DATA —

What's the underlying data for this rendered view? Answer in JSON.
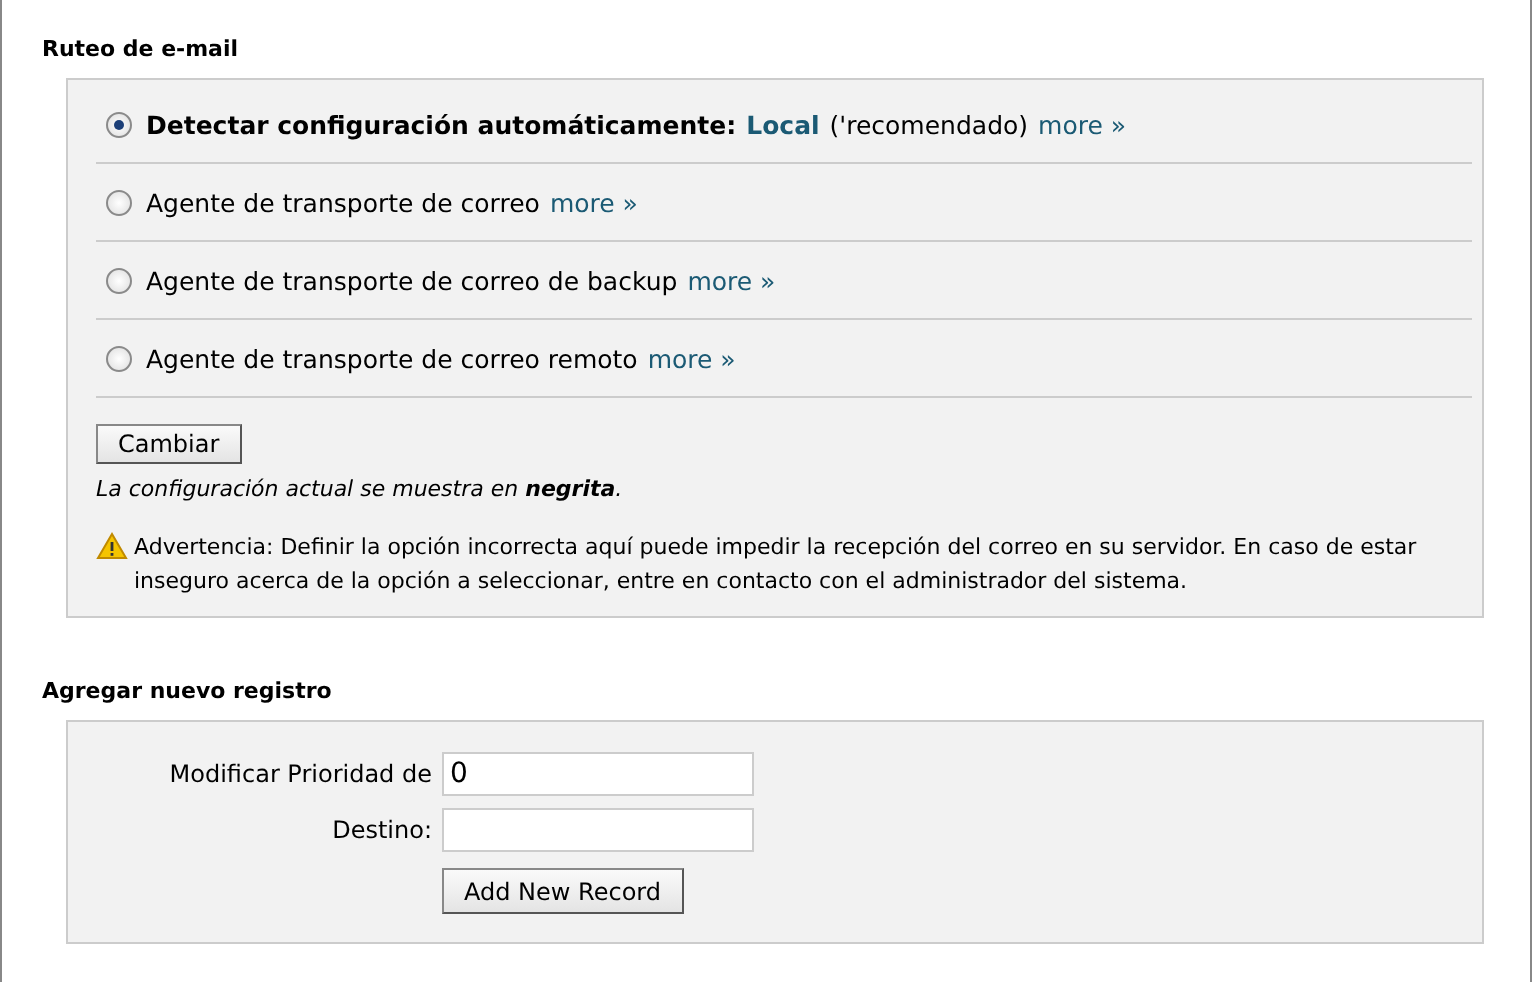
{
  "routing": {
    "heading": "Ruteo de e-mail",
    "options": [
      {
        "label": "Detectar configuración automáticamente:",
        "selected": true,
        "current": true,
        "value": "Local",
        "note": "('recomendado)",
        "more": "more »"
      },
      {
        "label": "Agente de transporte de correo",
        "selected": false,
        "current": false,
        "more": "more »"
      },
      {
        "label": "Agente de transporte de correo de backup",
        "selected": false,
        "current": false,
        "more": "more »"
      },
      {
        "label": "Agente de transporte de correo remoto",
        "selected": false,
        "current": false,
        "more": "more »"
      }
    ],
    "button": "Cambiar",
    "hint": "La configuración actual se muestra en **negrita**.",
    "warning": "Advertencia: Definir la opción incorrecta aquí puede impedir la recepción del correo en su servidor. En caso de estar inseguro acerca de la opción a seleccionar, entre en contacto con el administrador del sistema."
  },
  "add_record": {
    "heading": "Agregar nuevo registro",
    "fields": [
      {
        "label": "Modificar Prioridad de",
        "value": "0"
      },
      {
        "label": "Destino:"
      }
    ],
    "button": "Add New Record"
  }
}
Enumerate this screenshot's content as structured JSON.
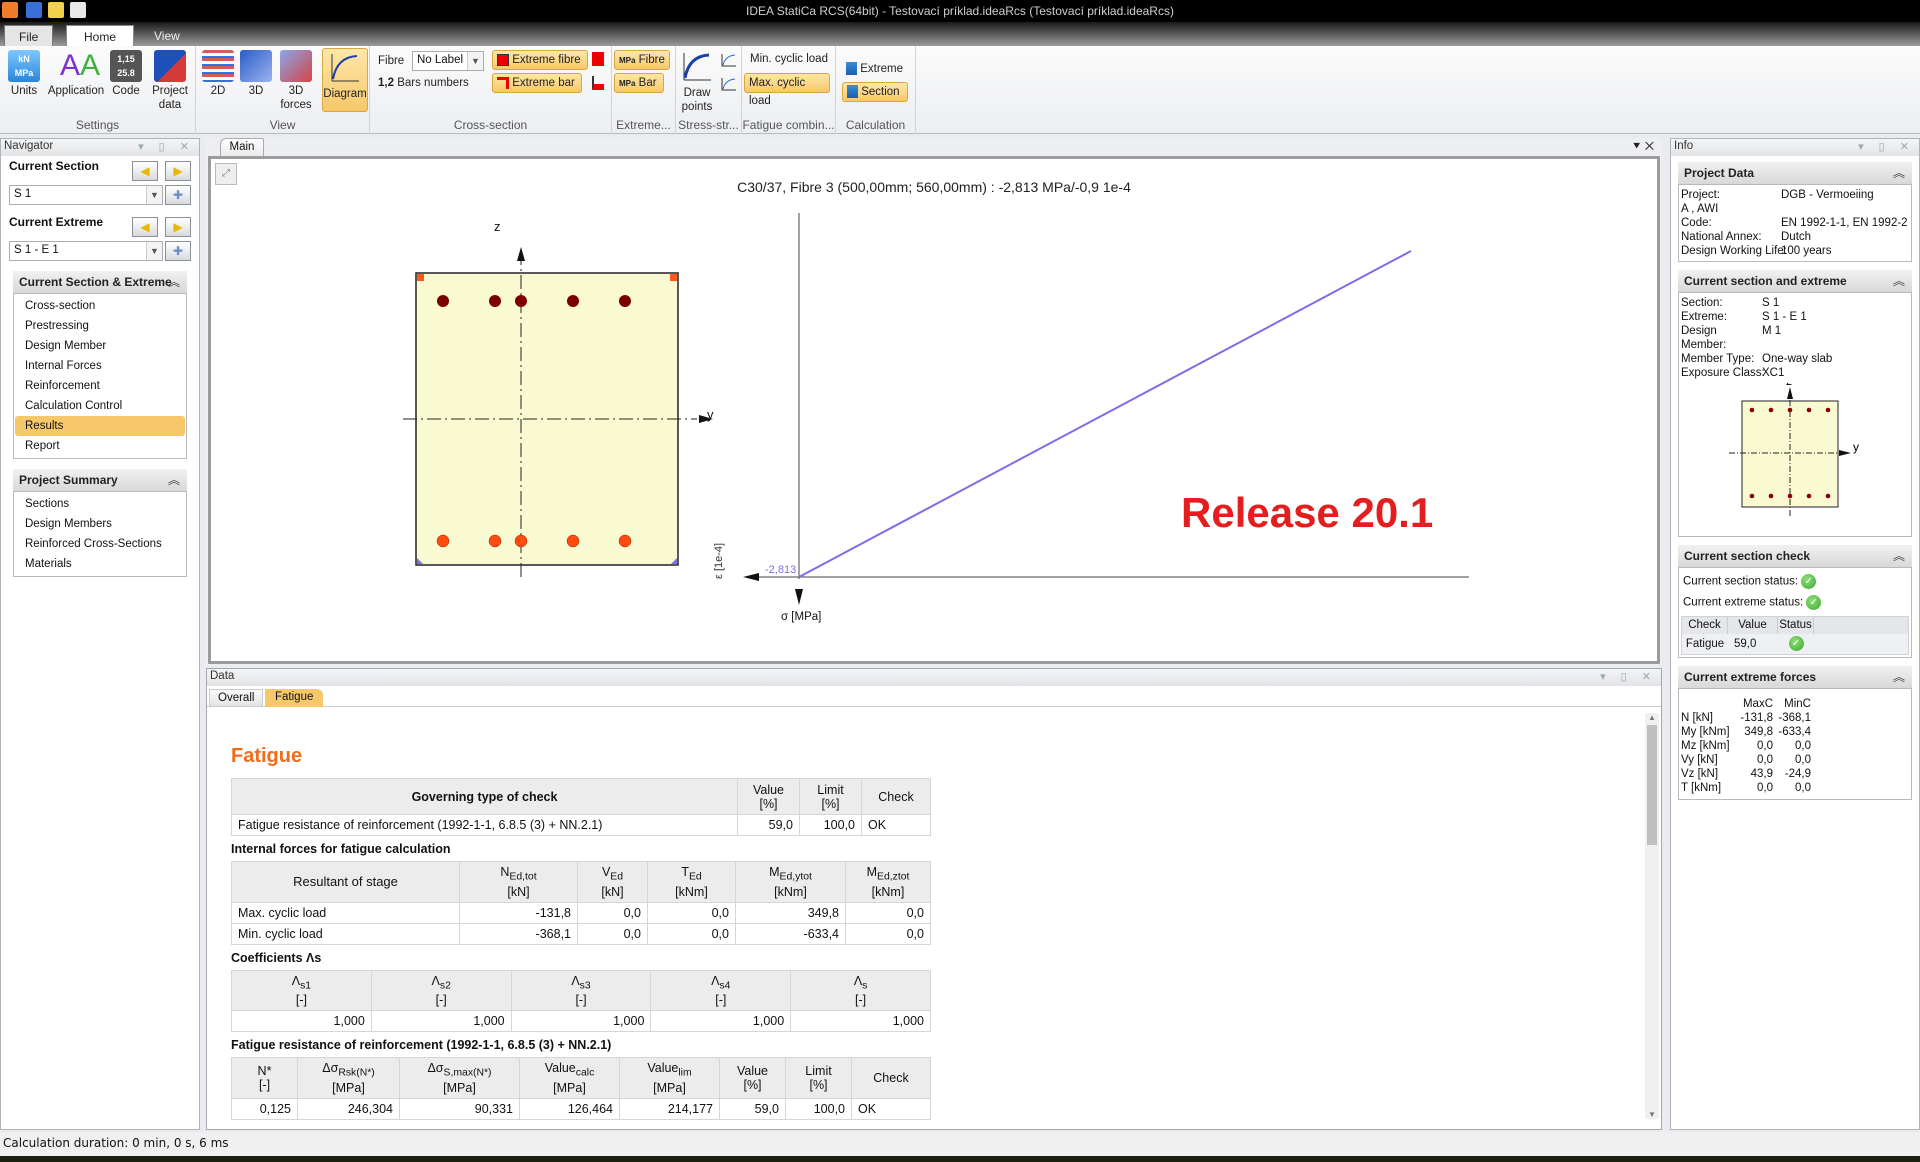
{
  "window": {
    "title": "IDEA StatiCa RCS(64bit) - Testovací príklad.ideaRcs (Testovací príklad.ideaRcs)"
  },
  "ribbon_tabs": [
    {
      "label": "File"
    },
    {
      "label": "Home"
    },
    {
      "label": "View"
    }
  ],
  "ribbon": {
    "settings": {
      "label": "Settings",
      "units": "Units",
      "application": "Application",
      "code": "Code",
      "project_data_1": "Project",
      "project_data_2": "data"
    },
    "view": {
      "label": "View",
      "b2d": "2D",
      "b3d": "3D",
      "forces_1": "3D",
      "forces_2": "forces",
      "diagram": "Diagram"
    },
    "cross_section": {
      "label": "Cross-section",
      "fibre_label": "Fibre",
      "fibre_value": "No Label",
      "extreme_fibre": "Extreme fibre",
      "extreme_bar": "Extreme bar",
      "bars_numbers_prefix": "1,2",
      "bars_numbers": "Bars numbers"
    },
    "extreme": {
      "label": "Extreme...",
      "fibre": "Fibre",
      "bar": "Bar",
      "mpa": "MPa"
    },
    "stress_strain": {
      "label": "Stress-str...",
      "draw_points_1": "Draw",
      "draw_points_2": "points"
    },
    "fatigue": {
      "label": "Fatigue combin...",
      "min": "Min. cyclic load",
      "max": "Max. cyclic load"
    },
    "calculation": {
      "label": "Calculation",
      "extreme": "Extreme",
      "section": "Section"
    }
  },
  "navigator": {
    "title": "Navigator",
    "current_section_label": "Current Section",
    "current_section_value": "S 1",
    "current_extreme_label": "Current Extreme",
    "current_extreme_value": "S 1 - E 1",
    "group1": {
      "title": "Current Section & Extreme",
      "items": [
        "Cross-section",
        "Prestressing",
        "Design Member",
        "Internal Forces",
        "Reinforcement",
        "Calculation Control",
        "Results",
        "Report"
      ],
      "selected": "Results"
    },
    "group2": {
      "title": "Project Summary",
      "items": [
        "Sections",
        "Design Members",
        "Reinforced Cross-Sections",
        "Materials"
      ]
    }
  },
  "main": {
    "tab": "Main",
    "diagram_title": "C30/37, Fibre 3 (500,00mm; 560,00mm) : -2,813 MPa/-0,9 1e-4",
    "axis_z": "z",
    "axis_y": "y",
    "strain_axis": "ε [1e-4]",
    "stress_axis": "σ [MPa]",
    "origin_label": "-2,813",
    "release": "Release 20.1",
    "line_color": "#7b6ee8"
  },
  "data_panel": {
    "title": "Data",
    "tabs": [
      "Overall",
      "Fatigue"
    ],
    "active_tab": "Fatigue",
    "heading": "Fatigue",
    "governing": {
      "headers": [
        "Governing type of check",
        "Value [%]",
        "Limit [%]",
        "Check"
      ],
      "row": [
        "Fatigue resistance of reinforcement (1992-1-1, 6.8.5 (3) + NN.2.1)",
        "59,0",
        "100,0",
        "OK"
      ]
    },
    "internal_forces": {
      "title": "Internal forces for fatigue calculation",
      "headers": [
        {
          "main": "Resultant of stage",
          "sub": "",
          "unit": ""
        },
        {
          "main": "N",
          "sub": "Ed,tot",
          "unit": "[kN]"
        },
        {
          "main": "V",
          "sub": "Ed",
          "unit": "[kN]"
        },
        {
          "main": "T",
          "sub": "Ed",
          "unit": "[kNm]"
        },
        {
          "main": "M",
          "sub": "Ed,ytot",
          "unit": "[kNm]"
        },
        {
          "main": "M",
          "sub": "Ed,ztot",
          "unit": "[kNm]"
        }
      ],
      "rows": [
        [
          "Max. cyclic load",
          "-131,8",
          "0,0",
          "0,0",
          "349,8",
          "0,0"
        ],
        [
          "Min. cyclic load",
          "-368,1",
          "0,0",
          "0,0",
          "-633,4",
          "0,0"
        ]
      ]
    },
    "coefficients": {
      "title": "Coefficients Λs",
      "headers": [
        {
          "main": "Λ",
          "sub": "s1",
          "unit": "[-]"
        },
        {
          "main": "Λ",
          "sub": "s2",
          "unit": "[-]"
        },
        {
          "main": "Λ",
          "sub": "s3",
          "unit": "[-]"
        },
        {
          "main": "Λ",
          "sub": "s4",
          "unit": "[-]"
        },
        {
          "main": "Λ",
          "sub": "s",
          "unit": "[-]"
        }
      ],
      "row": [
        "1,000",
        "1,000",
        "1,000",
        "1,000",
        "1,000"
      ]
    },
    "resistance": {
      "title": "Fatigue resistance of reinforcement (1992-1-1, 6.8.5 (3) + NN.2.1)",
      "headers": [
        {
          "main": "N*",
          "sub": "",
          "unit": "[-]"
        },
        {
          "main": "Δσ",
          "sub": "Rsk(N*)",
          "unit": "[MPa]"
        },
        {
          "main": "Δσ",
          "sub": "S,max(N*)",
          "unit": "[MPa]"
        },
        {
          "main": "Value",
          "sub": "calc",
          "unit": "[MPa]"
        },
        {
          "main": "Value",
          "sub": "lim",
          "unit": "[MPa]"
        },
        {
          "main": "Value",
          "sub": "",
          "unit": "[%]"
        },
        {
          "main": "Limit",
          "sub": "",
          "unit": "[%]"
        },
        {
          "main": "Check",
          "sub": "",
          "unit": ""
        }
      ],
      "row": [
        "0,125",
        "246,304",
        "90,331",
        "126,464",
        "214,177",
        "59,0",
        "100,0",
        "OK"
      ]
    }
  },
  "info": {
    "title": "Info",
    "project_data": {
      "title": "Project Data",
      "rows": [
        {
          "k": "Project:",
          "v": "DGB - Vermoeiing"
        },
        {
          "k": "A , AWI",
          "v": ""
        },
        {
          "k": "Code:",
          "v": "EN 1992-1-1, EN 1992-2"
        },
        {
          "k": "National Annex:",
          "v": "Dutch"
        },
        {
          "k": "Design Working Life:",
          "v": "100 years"
        }
      ]
    },
    "current_section": {
      "title": "Current section and extreme",
      "rows": [
        {
          "k": "Section:",
          "v": "S 1"
        },
        {
          "k": "Extreme:",
          "v": "S 1 - E 1"
        },
        {
          "k": "Design Member:",
          "v": "M 1"
        },
        {
          "k": "Member Type:",
          "v": "One-way slab"
        },
        {
          "k": "Exposure Class:",
          "v": "XC1"
        }
      ]
    },
    "section_check": {
      "title": "Current section check",
      "section_status": "Current section status:",
      "extreme_status": "Current extreme status:",
      "headers": [
        "Check",
        "Value",
        "Status"
      ],
      "row": {
        "check": "Fatigue",
        "value": "59,0",
        "status": "ok"
      }
    },
    "extreme_forces": {
      "title": "Current extreme forces",
      "headers": [
        "",
        "MaxC",
        "MinC"
      ],
      "rows": [
        [
          "N [kN]",
          "-131,8",
          "-368,1"
        ],
        [
          "My [kNm]",
          "349,8",
          "-633,4"
        ],
        [
          "Mz [kNm]",
          "0,0",
          "0,0"
        ],
        [
          "Vy [kN]",
          "0,0",
          "0,0"
        ],
        [
          "Vz [kN]",
          "43,9",
          "-24,9"
        ],
        [
          "T [kNm]",
          "0,0",
          "0,0"
        ]
      ]
    }
  },
  "status_bar": {
    "text": "Calculation duration: 0 min, 0 s, 6 ms"
  }
}
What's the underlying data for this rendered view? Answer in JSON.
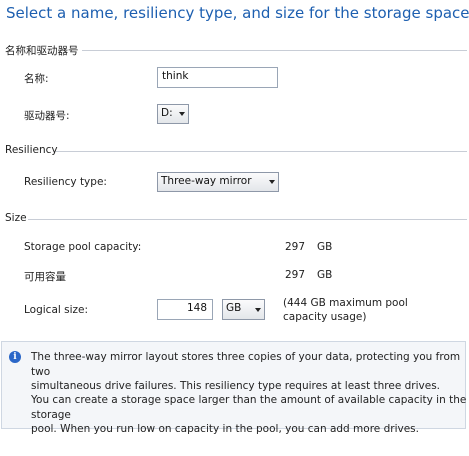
{
  "header": {
    "title": "Select a name, resiliency type, and size for the storage space"
  },
  "name_section": {
    "heading": "名称和驱动器号",
    "name_label": "名称:",
    "name_value": "think",
    "drive_label": "驱动器号:",
    "drive_value": "D:"
  },
  "resiliency_section": {
    "heading": "Resiliency",
    "type_label": "Resiliency type:",
    "type_value": "Three-way mirror"
  },
  "size_section": {
    "heading": "Size",
    "pool_capacity_label": "Storage pool capacity:",
    "pool_capacity_value": "297",
    "pool_capacity_unit": "GB",
    "available_label": "可用容量",
    "available_value": "297",
    "available_unit": "GB",
    "logical_label": "Logical size:",
    "logical_value": "148",
    "logical_unit": "GB",
    "max_note_line1": "(444 GB maximum pool",
    "max_note_line2": "capacity usage)"
  },
  "info": {
    "icon": "info-icon",
    "line1": "The three-way mirror layout stores three copies of your data, protecting you from two",
    "line2": "simultaneous drive failures. This resiliency type requires at least three drives.",
    "line3": "You can create a storage space larger than the amount of available capacity in the storage",
    "line4": "pool. When you run low on capacity in the pool, you can add more drives."
  },
  "colors": {
    "title": "#1d5fb0",
    "info_icon": "#2b67c8",
    "info_bg": "#f4f6f9"
  }
}
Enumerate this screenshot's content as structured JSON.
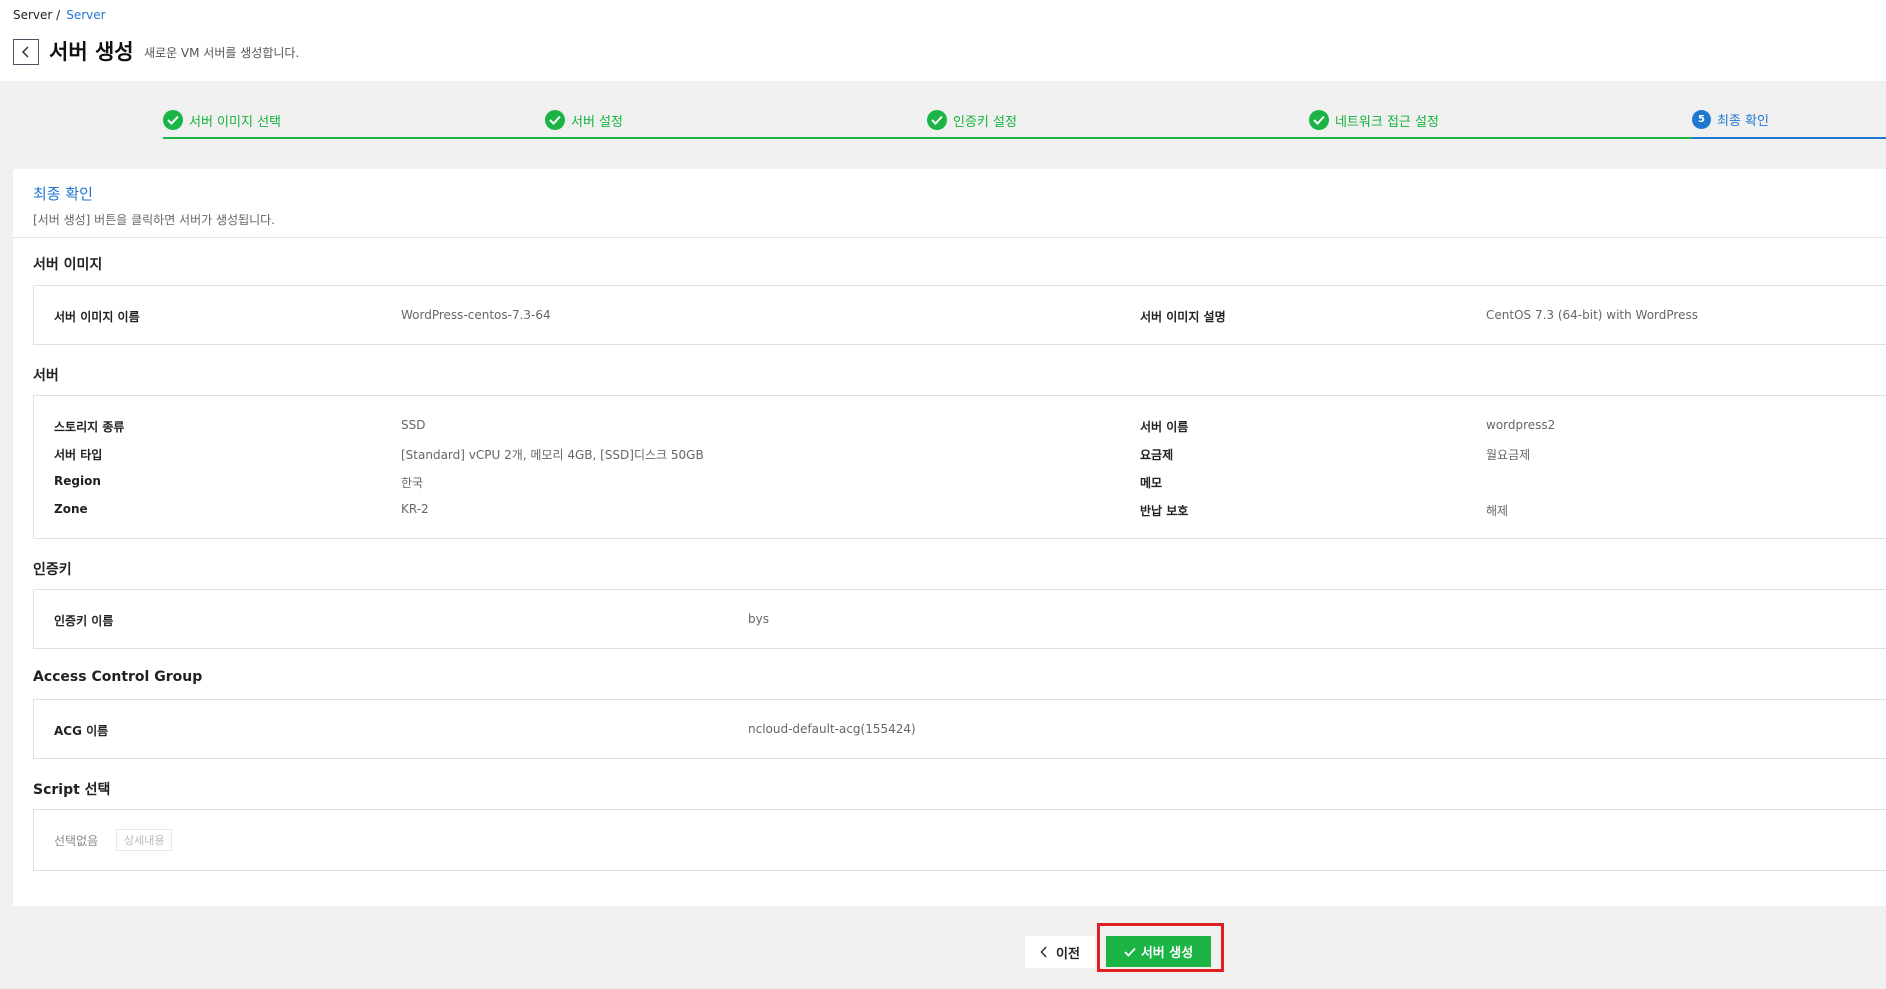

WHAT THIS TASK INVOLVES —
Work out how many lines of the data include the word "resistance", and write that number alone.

EXERCISE RESULT —
3